dir. Philip Hoffman
Canada, 2009, 94 minutes

Special Presentations
Auditorium, 395 Wellington St., Saturday, February 13, 2010, 7:00 pm
One of Canada’s pre-eminent experimental filmmakers and a pioneer of the diary film, Philip Hoffman has been working and teaching in sound and images for over 30 years.  ALL FALL DOWN, Hoffman’s first feature length film, is in some ways the culmination of his ongoing formal and thematic concerns related to history, family and memory.  The film weaves together a diverse array of material in its memory work: archival documents, diaries, landscape photography, family photo albums, heritage films, poems, cartography, and the interstitial moments that linger in the in-between.  In asking the question, “What has been here before?,” the film “weaves together a complex temporal structure that juxtaposes the lives of two figures, one historical (Nahneebahweequa: a nineteenth-century aboriginal woman and land-rights activist) and the other contemporary (an ex-pat drifter and father of the filmmaker’s step-daughter), across 200 years.” A sensitive and probing first person perspective travels over and within the images, linking the fates of farms in Southern Ontario to far-reaching issues related to Canada’s colonial history.  Reminiscent of the genre-bending essay films of world cinema giants Jean-Luc Godard and Chris Marker, ALL FALL DOWN is an emotionally moving and thought-provoking cinematic excursion into the archaeologies of memory and place: the place of memory in the contemporary world.  Must-see cinema. Presented in collaboration with the Available Light Screening Collective.

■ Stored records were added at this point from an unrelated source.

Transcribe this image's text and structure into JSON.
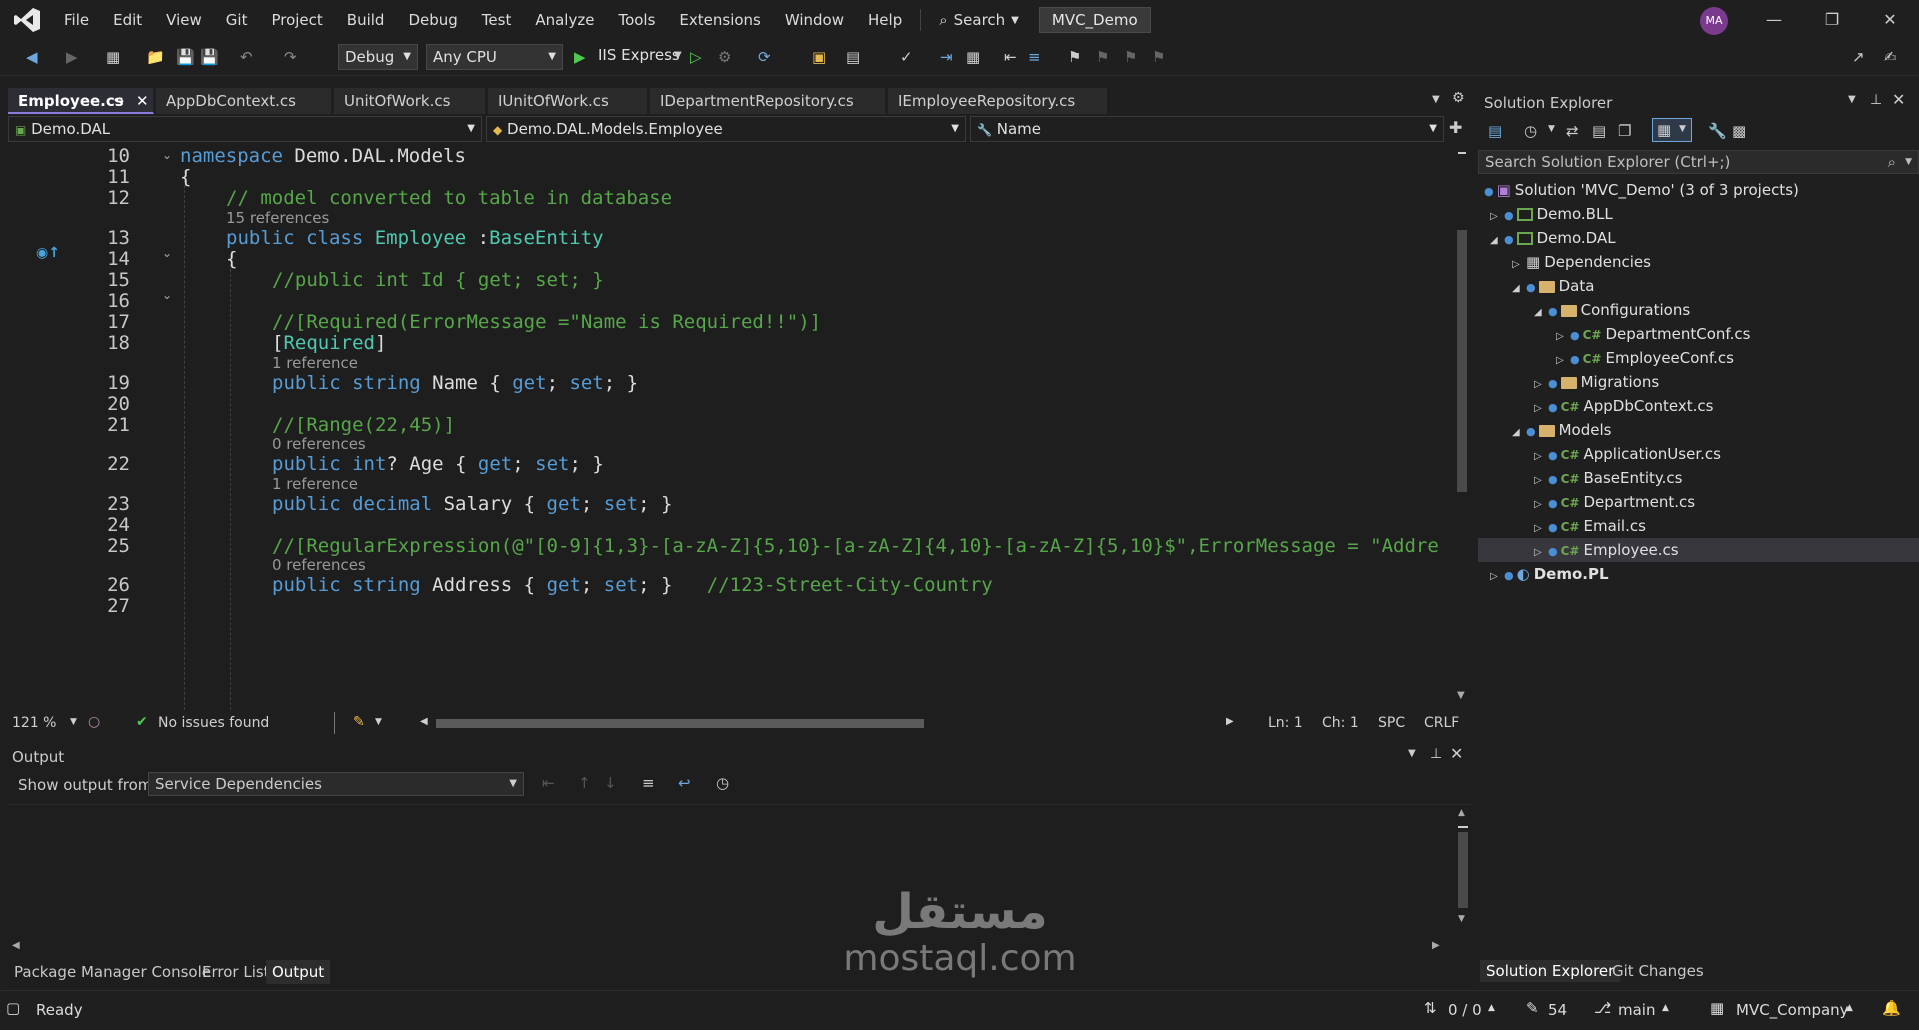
{
  "menu": [
    "File",
    "Edit",
    "View",
    "Git",
    "Project",
    "Build",
    "Debug",
    "Test",
    "Analyze",
    "Tools",
    "Extensions",
    "Window",
    "Help"
  ],
  "search_label": "Search",
  "solution_name": "MVC_Demo",
  "avatar_initials": "MA",
  "toolbar": {
    "config": "Debug",
    "platform": "Any CPU",
    "run_target": "IIS Express"
  },
  "tabs": [
    "Employee.cs",
    "AppDbContext.cs",
    "UnitOfWork.cs",
    "IUnitOfWork.cs",
    "IDepartmentRepository.cs",
    "IEmployeeRepository.cs"
  ],
  "nav": {
    "project": "Demo.DAL",
    "type": "Demo.DAL.Models.Employee",
    "member": "Name"
  },
  "code": {
    "line_numbers": [
      "10",
      "11",
      "12",
      "13",
      "14",
      "15",
      "16",
      "17",
      "18",
      "19",
      "20",
      "21",
      "22",
      "23",
      "24",
      "25",
      "26",
      "27"
    ],
    "l10_kw": "namespace",
    "l10_rest": " Demo.DAL.Models",
    "l11": "{",
    "l12": "// model converted to table in database",
    "lens_class": "15 references",
    "l13_kw": "public class ",
    "l13_cls": "Employee",
    "l13_sep": " :",
    "l13_base": "BaseEntity",
    "l14": "{",
    "l15": "//public int Id { get; set; }",
    "l17": "//[Required(ErrorMessage =\"Name is Required!!\")]",
    "l18_open": "[",
    "l18_attr": "Required",
    "l18_close": "]",
    "lens_name": "1 reference",
    "l19_kw": "public string",
    "l19_rest": " Name { ",
    "l19_get": "get",
    "l19_mid": "; ",
    "l19_set": "set",
    "l19_end": "; }",
    "l21": "//[Range(22,45)]",
    "lens_age": "0 references",
    "l22_kw": "public int",
    "l22_rest": "? Age { ",
    "l22_get": "get",
    "l22_mid": "; ",
    "l22_set": "set",
    "l22_end": "; }",
    "lens_salary": "1 reference",
    "l23_kw": "public decimal",
    "l23_rest": " Salary { ",
    "l23_get": "get",
    "l23_mid": "; ",
    "l23_set": "set",
    "l23_end": "; }",
    "l25": "//[RegularExpression(@\"[0-9]{1,3}-[a-zA-Z]{5,10}-[a-zA-Z]{4,10}-[a-zA-Z]{5,10}$\",ErrorMessage = \"Addre",
    "lens_address": "0 references",
    "l26_kw": "public string",
    "l26_rest": " Address { ",
    "l26_get": "get",
    "l26_mid": "; ",
    "l26_set": "set",
    "l26_end": "; }",
    "l26_cm": "//123-Street-City-Country"
  },
  "editor_status": {
    "zoom": "121 %",
    "issues": "No issues found",
    "line": "Ln: 1",
    "col": "Ch: 1",
    "whitespace": "SPC",
    "eol": "CRLF"
  },
  "output": {
    "title": "Output",
    "show_from_label": "Show output from:",
    "source": "Service Dependencies"
  },
  "bottom_tabs": [
    "Package Manager Console",
    "Error List",
    "Output"
  ],
  "solution_explorer": {
    "title": "Solution Explorer",
    "search_placeholder": "Search Solution Explorer (Ctrl+;)",
    "tree": [
      {
        "label": "Solution 'MVC_Demo' (3 of 3 projects)",
        "kind": "solution"
      },
      {
        "label": "Demo.BLL",
        "kind": "project"
      },
      {
        "label": "Demo.DAL",
        "kind": "project"
      },
      {
        "label": "Dependencies",
        "kind": "deps"
      },
      {
        "label": "Data",
        "kind": "folder"
      },
      {
        "label": "Configurations",
        "kind": "folder"
      },
      {
        "label": "DepartmentConf.cs",
        "kind": "cs"
      },
      {
        "label": "EmployeeConf.cs",
        "kind": "cs"
      },
      {
        "label": "Migrations",
        "kind": "folder"
      },
      {
        "label": "AppDbContext.cs",
        "kind": "cs"
      },
      {
        "label": "Models",
        "kind": "folder"
      },
      {
        "label": "ApplicationUser.cs",
        "kind": "cs"
      },
      {
        "label": "BaseEntity.cs",
        "kind": "cs"
      },
      {
        "label": "Department.cs",
        "kind": "cs"
      },
      {
        "label": "Email.cs",
        "kind": "cs"
      },
      {
        "label": "Employee.cs",
        "kind": "cs"
      },
      {
        "label": "Demo.PL",
        "kind": "project"
      }
    ],
    "tabs": [
      "Solution Explorer",
      "Git Changes"
    ]
  },
  "statusbar": {
    "state": "Ready",
    "sync": "0 / 0",
    "edits": "54",
    "branch": "main",
    "repo": "MVC_Company"
  },
  "watermark": {
    "arabic": "مستقل",
    "latin": "mostaql.com"
  },
  "colors": {
    "accent": "#8e79dd",
    "keyword": "#569cd6",
    "type": "#4ec9b0",
    "comment": "#57a64a"
  }
}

Philip Hoffman and co-writer Janine Marchessault will be in attendance to introduce and discuss their film.

See also: www.philiphoffman.ca